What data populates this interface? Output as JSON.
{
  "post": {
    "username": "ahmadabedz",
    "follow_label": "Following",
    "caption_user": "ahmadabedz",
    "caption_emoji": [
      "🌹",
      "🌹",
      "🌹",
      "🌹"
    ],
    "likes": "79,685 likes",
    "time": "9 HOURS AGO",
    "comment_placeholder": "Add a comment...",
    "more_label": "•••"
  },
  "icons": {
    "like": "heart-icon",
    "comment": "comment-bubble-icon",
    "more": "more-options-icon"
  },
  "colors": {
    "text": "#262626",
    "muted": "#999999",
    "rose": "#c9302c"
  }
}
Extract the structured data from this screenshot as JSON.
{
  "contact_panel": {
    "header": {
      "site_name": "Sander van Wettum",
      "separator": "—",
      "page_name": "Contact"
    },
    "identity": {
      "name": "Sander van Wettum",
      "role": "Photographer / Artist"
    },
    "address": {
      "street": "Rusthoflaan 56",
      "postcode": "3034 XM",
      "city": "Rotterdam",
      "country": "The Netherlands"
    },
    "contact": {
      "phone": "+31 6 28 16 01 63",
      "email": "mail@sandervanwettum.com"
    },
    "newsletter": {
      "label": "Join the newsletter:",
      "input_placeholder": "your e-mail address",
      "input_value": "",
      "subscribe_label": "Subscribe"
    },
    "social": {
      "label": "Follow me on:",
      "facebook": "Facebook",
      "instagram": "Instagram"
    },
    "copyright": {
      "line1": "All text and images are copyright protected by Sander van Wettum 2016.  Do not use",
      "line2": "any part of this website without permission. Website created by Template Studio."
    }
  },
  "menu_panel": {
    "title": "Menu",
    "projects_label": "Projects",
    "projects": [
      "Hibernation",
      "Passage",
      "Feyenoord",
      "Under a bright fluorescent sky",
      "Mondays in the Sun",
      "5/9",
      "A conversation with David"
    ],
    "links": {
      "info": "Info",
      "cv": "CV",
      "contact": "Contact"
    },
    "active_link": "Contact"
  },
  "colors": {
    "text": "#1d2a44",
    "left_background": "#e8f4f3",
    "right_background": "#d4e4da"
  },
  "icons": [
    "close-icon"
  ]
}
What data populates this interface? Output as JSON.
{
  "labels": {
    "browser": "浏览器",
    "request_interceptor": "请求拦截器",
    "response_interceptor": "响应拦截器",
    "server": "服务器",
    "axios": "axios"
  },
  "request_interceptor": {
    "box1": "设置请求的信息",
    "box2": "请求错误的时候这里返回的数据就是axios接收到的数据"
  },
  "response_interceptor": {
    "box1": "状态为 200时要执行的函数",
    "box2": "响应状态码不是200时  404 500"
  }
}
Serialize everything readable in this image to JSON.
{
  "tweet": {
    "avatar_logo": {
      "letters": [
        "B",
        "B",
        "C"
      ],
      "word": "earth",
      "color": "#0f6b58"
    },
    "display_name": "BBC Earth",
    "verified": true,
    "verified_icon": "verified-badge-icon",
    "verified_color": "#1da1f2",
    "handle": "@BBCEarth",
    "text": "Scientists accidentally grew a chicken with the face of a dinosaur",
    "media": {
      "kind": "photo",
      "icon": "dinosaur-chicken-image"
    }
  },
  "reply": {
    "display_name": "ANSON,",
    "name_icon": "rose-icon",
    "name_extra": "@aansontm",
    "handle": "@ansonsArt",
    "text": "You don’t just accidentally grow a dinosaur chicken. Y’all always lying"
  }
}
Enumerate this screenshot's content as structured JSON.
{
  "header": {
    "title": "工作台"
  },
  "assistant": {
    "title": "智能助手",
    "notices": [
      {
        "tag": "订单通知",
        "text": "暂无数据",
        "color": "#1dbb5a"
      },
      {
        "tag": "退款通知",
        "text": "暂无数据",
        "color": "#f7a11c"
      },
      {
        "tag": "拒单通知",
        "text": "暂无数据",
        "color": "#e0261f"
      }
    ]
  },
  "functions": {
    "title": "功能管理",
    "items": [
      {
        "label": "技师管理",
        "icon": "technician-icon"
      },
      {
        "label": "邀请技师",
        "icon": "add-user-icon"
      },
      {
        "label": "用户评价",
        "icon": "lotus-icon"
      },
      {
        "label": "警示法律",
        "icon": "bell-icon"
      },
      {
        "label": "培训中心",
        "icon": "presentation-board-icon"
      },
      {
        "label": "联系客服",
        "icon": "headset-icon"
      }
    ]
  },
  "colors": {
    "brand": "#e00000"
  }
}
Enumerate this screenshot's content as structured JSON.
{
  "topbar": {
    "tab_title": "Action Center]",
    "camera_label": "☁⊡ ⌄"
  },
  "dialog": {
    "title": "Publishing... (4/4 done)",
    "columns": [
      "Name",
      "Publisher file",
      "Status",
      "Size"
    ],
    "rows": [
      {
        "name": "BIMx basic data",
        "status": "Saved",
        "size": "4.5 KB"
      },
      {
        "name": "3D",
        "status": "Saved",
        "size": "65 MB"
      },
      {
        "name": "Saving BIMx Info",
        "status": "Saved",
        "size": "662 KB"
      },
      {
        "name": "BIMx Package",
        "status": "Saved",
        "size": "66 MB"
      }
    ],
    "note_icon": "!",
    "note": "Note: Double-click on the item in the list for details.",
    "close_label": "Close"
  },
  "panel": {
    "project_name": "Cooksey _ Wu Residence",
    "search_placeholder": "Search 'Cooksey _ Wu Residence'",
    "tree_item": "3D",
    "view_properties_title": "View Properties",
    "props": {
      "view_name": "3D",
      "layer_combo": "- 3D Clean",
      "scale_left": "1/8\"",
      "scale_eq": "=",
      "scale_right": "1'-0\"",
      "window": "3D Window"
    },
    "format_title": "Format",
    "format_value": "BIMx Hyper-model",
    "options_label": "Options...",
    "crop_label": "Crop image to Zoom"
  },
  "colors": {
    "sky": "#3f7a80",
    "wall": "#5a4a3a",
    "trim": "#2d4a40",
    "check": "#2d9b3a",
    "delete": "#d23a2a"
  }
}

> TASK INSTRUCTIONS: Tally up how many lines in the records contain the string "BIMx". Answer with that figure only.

> THE ANSWER: 4